By Mike Shomaker, DC Music Live
Pop punk is alive and well, despite rumors that it’s slowly dying off like a herd of buffalo on the open range. Just last week, absolutepunk received 250,000 unique impressions when it previewed The Wonder Years’ new single, “Passing Through A Screen Door,” enough to crash the site for several minutes , i.e. an eternity in cyberspace. Since their formation in 2005, the Philly-based pop-punkers have strived to continuously outdo themselves, an arduous task for a group that has already put out some of the best hooks in the business. Their highly anticipated record, The Greatest Generation, which they call their best work to date, is set to release in May and already has fans biting at their heels.
From the front seat of their van—the pop-punk rock outfit’s version of a dorm room, Dan “Soupy” Campbell elaborates on his feelings about TGG.

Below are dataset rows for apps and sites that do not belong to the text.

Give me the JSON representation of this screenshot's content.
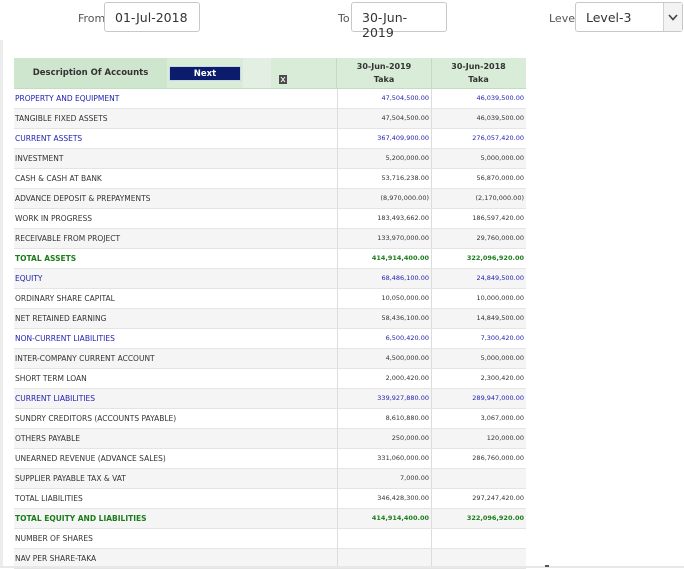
{
  "filters": {
    "from_label": "From",
    "from_value": "01-Jul-2018",
    "to_label": "To",
    "to_value": "30-Jun-2019",
    "level_label": "Level",
    "level_value": "Level-3"
  },
  "table": {
    "desc_header": "Description Of Accounts",
    "next_label": "Next",
    "columns": [
      {
        "date": "30-Jun-2019",
        "unit": "Taka"
      },
      {
        "date": "30-Jun-2018",
        "unit": "Taka"
      }
    ],
    "rows": [
      {
        "label": "PROPERTY AND EQUIPMENT",
        "v1": "47,504,500.00",
        "v2": "46,039,500.00",
        "kind": "head"
      },
      {
        "label": "TANGIBLE FIXED ASSETS",
        "v1": "47,504,500.00",
        "v2": "46,039,500.00",
        "kind": "item"
      },
      {
        "label": "CURRENT ASSETS",
        "v1": "367,409,900.00",
        "v2": "276,057,420.00",
        "kind": "head"
      },
      {
        "label": "INVESTMENT",
        "v1": "5,200,000.00",
        "v2": "5,000,000.00",
        "kind": "item"
      },
      {
        "label": "CASH & CASH AT BANK",
        "v1": "53,716,238.00",
        "v2": "56,870,000.00",
        "kind": "item"
      },
      {
        "label": "ADVANCE DEPOSIT & PREPAYMENTS",
        "v1": "(8,970,000.00)",
        "v2": "(2,170,000.00)",
        "kind": "item"
      },
      {
        "label": "WORK IN PROGRESS",
        "v1": "183,493,662.00",
        "v2": "186,597,420.00",
        "kind": "item"
      },
      {
        "label": "RECEIVABLE FROM PROJECT",
        "v1": "133,970,000.00",
        "v2": "29,760,000.00",
        "kind": "item"
      },
      {
        "label": "TOTAL ASSETS",
        "v1": "414,914,400.00",
        "v2": "322,096,920.00",
        "kind": "total"
      },
      {
        "label": "EQUITY",
        "v1": "68,486,100.00",
        "v2": "24,849,500.00",
        "kind": "head"
      },
      {
        "label": "ORDINARY SHARE CAPITAL",
        "v1": "10,050,000.00",
        "v2": "10,000,000.00",
        "kind": "item"
      },
      {
        "label": "NET RETAINED EARNING",
        "v1": "58,436,100.00",
        "v2": "14,849,500.00",
        "kind": "item"
      },
      {
        "label": "NON-CURRENT LIABILITIES",
        "v1": "6,500,420.00",
        "v2": "7,300,420.00",
        "kind": "head"
      },
      {
        "label": "INTER-COMPANY CURRENT ACCOUNT",
        "v1": "4,500,000.00",
        "v2": "5,000,000.00",
        "kind": "item"
      },
      {
        "label": "SHORT TERM LOAN",
        "v1": "2,000,420.00",
        "v2": "2,300,420.00",
        "kind": "item"
      },
      {
        "label": "CURRENT LIABILITIES",
        "v1": "339,927,880.00",
        "v2": "289,947,000.00",
        "kind": "head"
      },
      {
        "label": "SUNDRY CREDITORS (ACCOUNTS PAYABLE)",
        "v1": "8,610,880.00",
        "v2": "3,067,000.00",
        "kind": "item"
      },
      {
        "label": "OTHERS PAYABLE",
        "v1": "250,000.00",
        "v2": "120,000.00",
        "kind": "item"
      },
      {
        "label": "UNEARNED REVENUE (ADVANCE SALES)",
        "v1": "331,060,000.00",
        "v2": "286,760,000.00",
        "kind": "item"
      },
      {
        "label": "SUPPLIER PAYABLE TAX & VAT",
        "v1": "7,000.00",
        "v2": "",
        "kind": "item"
      },
      {
        "label": "TOTAL LIABILITIES",
        "v1": "346,428,300.00",
        "v2": "297,247,420.00",
        "kind": "item"
      },
      {
        "label": "TOTAL EQUITY AND LIABILITIES",
        "v1": "414,914,400.00",
        "v2": "322,096,920.00",
        "kind": "total"
      },
      {
        "label": "NUMBER OF SHARES",
        "v1": "",
        "v2": "",
        "kind": "item"
      },
      {
        "label": "NAV PER SHARE-TAKA",
        "v1": "",
        "v2": "",
        "kind": "item"
      }
    ]
  },
  "colors": {
    "header_bg": "#d8ecd7",
    "next_button": "#0a1c6b",
    "group_text": "#2222b0",
    "total_text": "#1b7c1b"
  },
  "icons": {
    "export": "excel-export-icon",
    "dropdown": "chevron-down-icon"
  }
}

“We always want to step up our game. On a whole, I think it’s lyrically stronger, it’s more personal. Melodically, I concentrated on trying to space out some of the vocal lines to give it some room to breath.”

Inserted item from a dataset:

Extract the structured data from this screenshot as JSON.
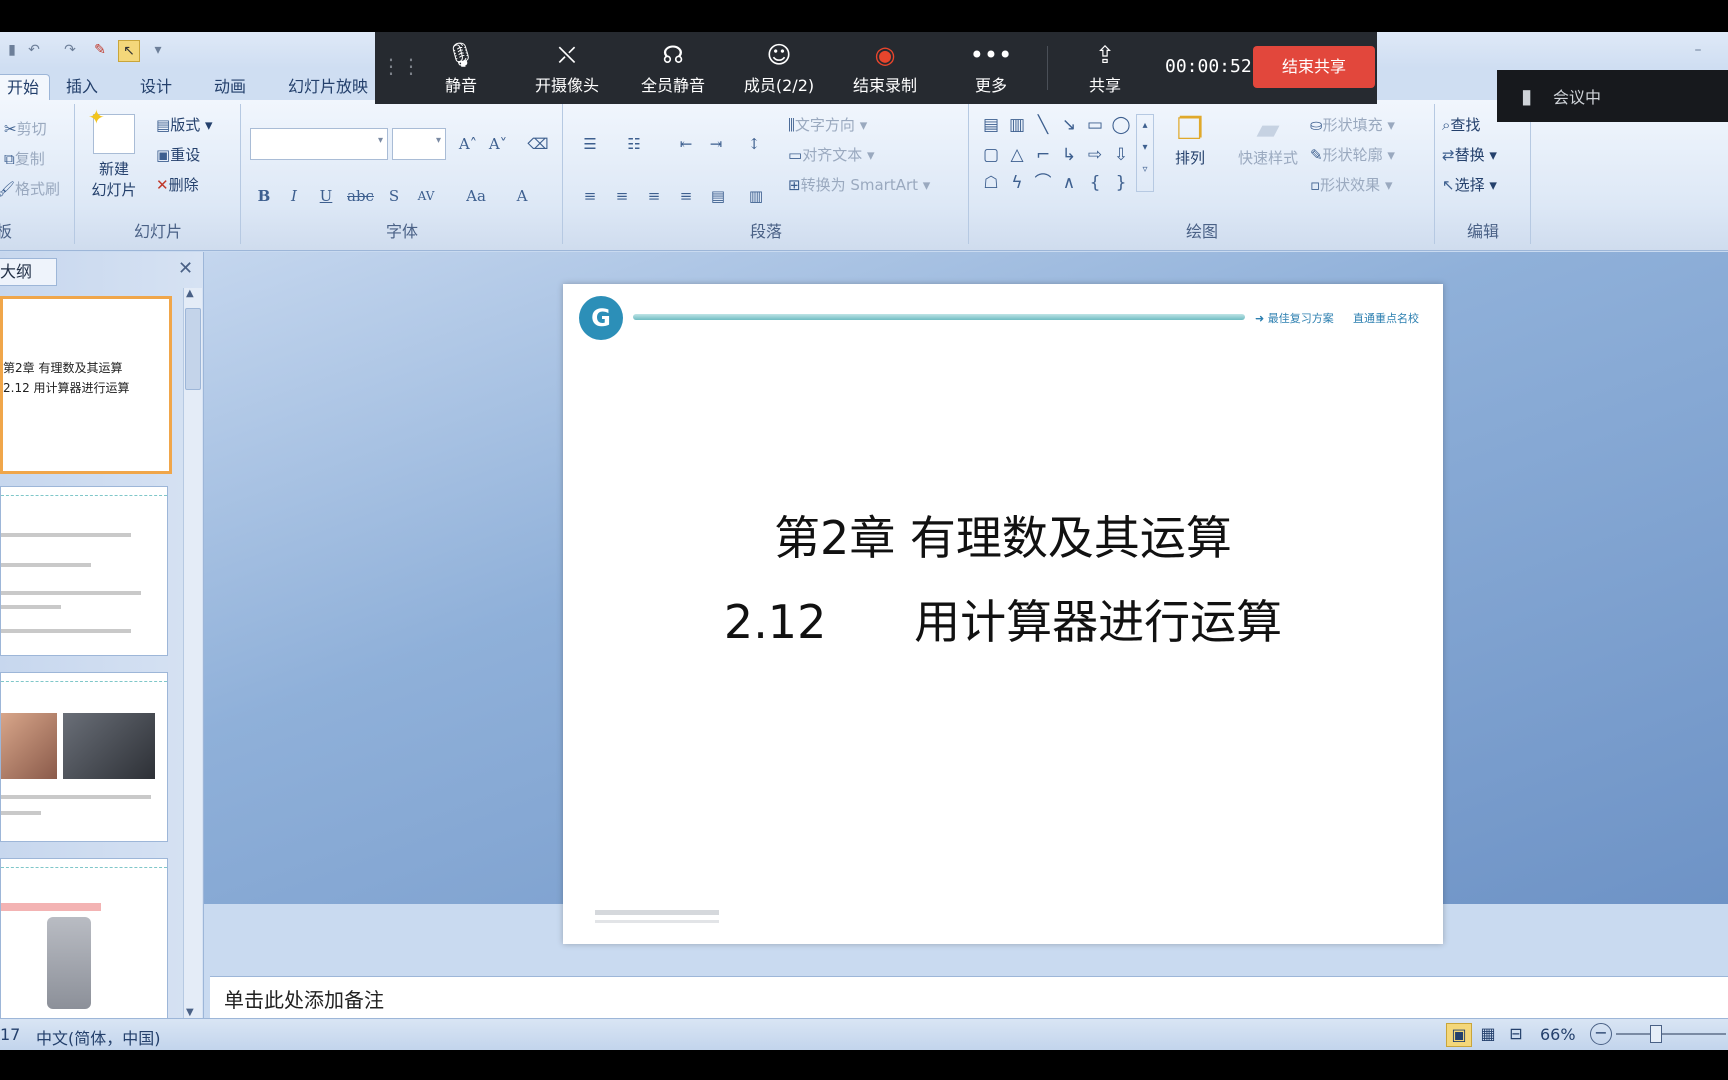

For better or worse, the days of one guitar, bass and drums seem to be slowly dying off. According to Campbell, there’s more instrumental experimentation on the new record as well. “This record is a lot more bass heavy,” he says. “We started growing into the idea of three guitars. There’s more piano and bells.”
“Because of some lineup changes, this is the second record where the six of us could sit down again and make it happen,” chimes in bassist Josh Martin, who had quietly been sitting in the backseat playing on his iPad. “We were able to focus more on what we wanted to do.”
Though every TWY record to date has proved to be a calculated, dynamic work of pop-punk mastery, their live show is a bit less combed. It’s raw, sweaty and
impassioned. But most importantly, it’s genuine.
“If you’re up there faking it, everyone’s going to know. We just try to be as honest and passionate as possible because that’s how we feel about our music,” Martin says. “It’s a chance for us to release all that pent up emotion.”
A crammed Empire belted out songs spanning the entire catalog for a sweaty, emotive ninety minutes. Mosh pits stirred, relaxed and stirred again as a continuous rotation climbed on stage and leapt haphazardly into the front row. To some mild disappointment, TWY didn’t perform any new songs but Campbell promised that they would soon be back for Warped Tour. The band is scheduled to play the main stage for all dates.
If you haven’t checked out The Wonder Years, do so ASAP and be on the lookout for their new album, The Greatest Generation, which releases via Hopeless May 14.
Thanks to Josh Martin and Dan Campbell for taking the time to talk to DCML.
Follow us on Facebook and Twitter or shoot us an email at DCMusicLive.firstname.lastname@example.org.